Global automotive giants like GM and Toyota have been at the forefront of automation. Auto assembly plants have been using robots to automate a number of processes throughout the automotive factory and operations for years. Now, combined with technology such as AR and VR, which create virtual environments for design, production and customer service, these solutions are aiding in maintaining industrial efficiencies and supply chain schedules.
Panigrahi noted that the aviation industry has made great strides recently, where it has increasingly leveraged automation to enhance production cycles and drive down production costs. Boeing’s fully automated initiative — known as FAUB, for fuselage automated upright build — has been known for relying on robots working in tandem to drill accurate and precise holes while fastening together metal panels held upright to build the outer frame of its jets.
However, few aviation manufacturers have leveraged a true cloud infrastructure for their AR/VR design and engineering teams, instead relying on on-premise data resources that prevent the ability to share knowledge across organizations. Cloud technology for technologies such as AR/VR can enable greater information sharing, Panigrahi said, as designers outside the organization can research critical safety elements in other buildouts.

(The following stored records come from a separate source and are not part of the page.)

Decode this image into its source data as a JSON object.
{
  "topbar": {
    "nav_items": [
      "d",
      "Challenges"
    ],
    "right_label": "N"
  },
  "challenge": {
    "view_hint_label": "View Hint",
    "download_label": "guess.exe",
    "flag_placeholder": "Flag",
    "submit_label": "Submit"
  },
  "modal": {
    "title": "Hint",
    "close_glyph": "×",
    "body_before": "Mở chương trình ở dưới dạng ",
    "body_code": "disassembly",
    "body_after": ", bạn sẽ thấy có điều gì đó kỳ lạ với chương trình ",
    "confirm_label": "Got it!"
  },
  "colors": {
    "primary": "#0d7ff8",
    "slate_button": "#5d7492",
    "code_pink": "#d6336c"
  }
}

A big issue here is that enterprise-grade high-quality AR/VR platforms require both performance and scale. Device limitations often force developers to decimate contents (3D models/scenes) to fit to different mobile devices, spending months in the process and sacrificing on the overall quality of the experience. As virtual environments become richer and larger, the problem will compound. This cycle is repeated for each of the different AR/VR hardware platforms, making it difficult to move from experiments and pilots to full scale deployable solutions — stunting the speed of innovation and eff effectiveness.
AR/VR platforms powered by distributed cloud architecture and 3D vision-based AI seems an obvious answer here. Panigrahi feels that these AR/VR cloud platforms can provide the desired performance, accuracy and scalability to drive innovation in the industry at speed and scale.
What’s clear — after witnessing the year 2020 — is that manufacturing is adapting at an ever-increasing speed, meaning that the right answer will likely become clear in months, and not years.
Paul J. Heney – VP, Editorial Director
On Twitter @wtwh_paulheney